Family: Rosaceae

Other common names: rambler rose and baby rose

Multiflora Rose


Multiflora rose was introduced into the eastern United States in 1866. It is native to eastern Japan, China, and Korea. It was introduced into the U.S. to act as a “living fence” for farmers to use to keep their cattle maintained and also to help in erosion control. 

Currently, it is designated as a noxious weed in several states including Ohio, Pennsylvania, West Virginia, and New Jersey. Due to its tenacious growing habit, it is a pest to natural ecosystems and farm fields.

Distribution and Habitat

Multiflora rose is very abundant in the eastern United States and also in Oregon and Washington. It can tolerate and adapt to many different types of soil, from farm fields to wetlands.

Plant: Arching stems with curved thorns, Multi-stemmed, and sometimes a climbing vine.

Leaves: Divided into 5 to11 leafed leaflets. Small oval leaves with sharply toothed edges.

A blooming Multiflora Rose

Flowers, fruits and seeds: Clusters of white to pinkish, 1 in. flowers that appear during May. Small bright red fruits or rose hips during the summer.  

Reproduction: The average plant produces up to one million seeds in one year. These seeds remain viable in soil for 20 years.

Prevention and Control: Multiflora rose is considered an invasive species in Ohio. Do not plant multiflora rose.  Control has been effective by the use of continuous mowing, chemicals, (herbicides applied to the soil), and mechanical means (pulling out seedling by hand).


Pasture rose (Rosa carolina)

Swamp rose (Rosa palustris)

Allegheny blackberry (Rubus allegheniensis)


For more information on invasive plants see:

“Invasive Plants of Concern in Ohio”





LEARN MORE  about the Woods on the Ariel-Foundation Park main site!


A special thanks to the students of the Field Botany class at Mount Vernon Nazarene University who wrote the reports on the various kinds of trees found in The Woods.
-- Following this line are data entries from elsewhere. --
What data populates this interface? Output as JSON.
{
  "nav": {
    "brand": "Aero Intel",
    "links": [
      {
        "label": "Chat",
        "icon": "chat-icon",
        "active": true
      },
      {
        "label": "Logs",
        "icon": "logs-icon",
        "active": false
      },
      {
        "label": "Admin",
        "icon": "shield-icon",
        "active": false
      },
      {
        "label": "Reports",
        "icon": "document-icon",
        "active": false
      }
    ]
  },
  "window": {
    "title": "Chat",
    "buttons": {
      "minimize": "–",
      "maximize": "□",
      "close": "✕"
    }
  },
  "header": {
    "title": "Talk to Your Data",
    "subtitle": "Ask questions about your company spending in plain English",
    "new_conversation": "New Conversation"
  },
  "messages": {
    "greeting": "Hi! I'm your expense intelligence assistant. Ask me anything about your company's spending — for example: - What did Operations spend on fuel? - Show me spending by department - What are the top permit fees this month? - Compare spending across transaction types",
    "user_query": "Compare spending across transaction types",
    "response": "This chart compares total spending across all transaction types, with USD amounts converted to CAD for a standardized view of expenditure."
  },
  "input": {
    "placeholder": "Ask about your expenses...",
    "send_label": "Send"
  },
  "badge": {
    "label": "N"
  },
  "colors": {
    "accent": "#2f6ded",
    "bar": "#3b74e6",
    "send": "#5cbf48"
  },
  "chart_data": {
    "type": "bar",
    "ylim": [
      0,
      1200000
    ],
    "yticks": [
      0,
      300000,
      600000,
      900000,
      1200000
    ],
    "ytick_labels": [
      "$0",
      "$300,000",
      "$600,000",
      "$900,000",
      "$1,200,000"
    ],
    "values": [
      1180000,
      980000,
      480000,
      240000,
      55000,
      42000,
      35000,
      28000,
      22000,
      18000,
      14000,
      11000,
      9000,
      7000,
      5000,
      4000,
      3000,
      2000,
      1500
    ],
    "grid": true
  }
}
These students include Chandler Cook, Grace Hall, Emily Kauble, Keith Kitchen, Madison Lotz, Kevin Maurer, Christina Norcross, Caroline Phillips, Dakoda Ramsey, Jacob Schott, Emily Smith, and Katelyn Stone.

All photos linked in this Learning Station courtesy of D. Mosher, Mount Vernon Nazarene University.

Appendix I

Plant surveys were done by the Field Botany class at Mount Vernon Nazarene University during the fall semester of 2016.  A summary of the class surveys for woody plants and herbaceous plants is available.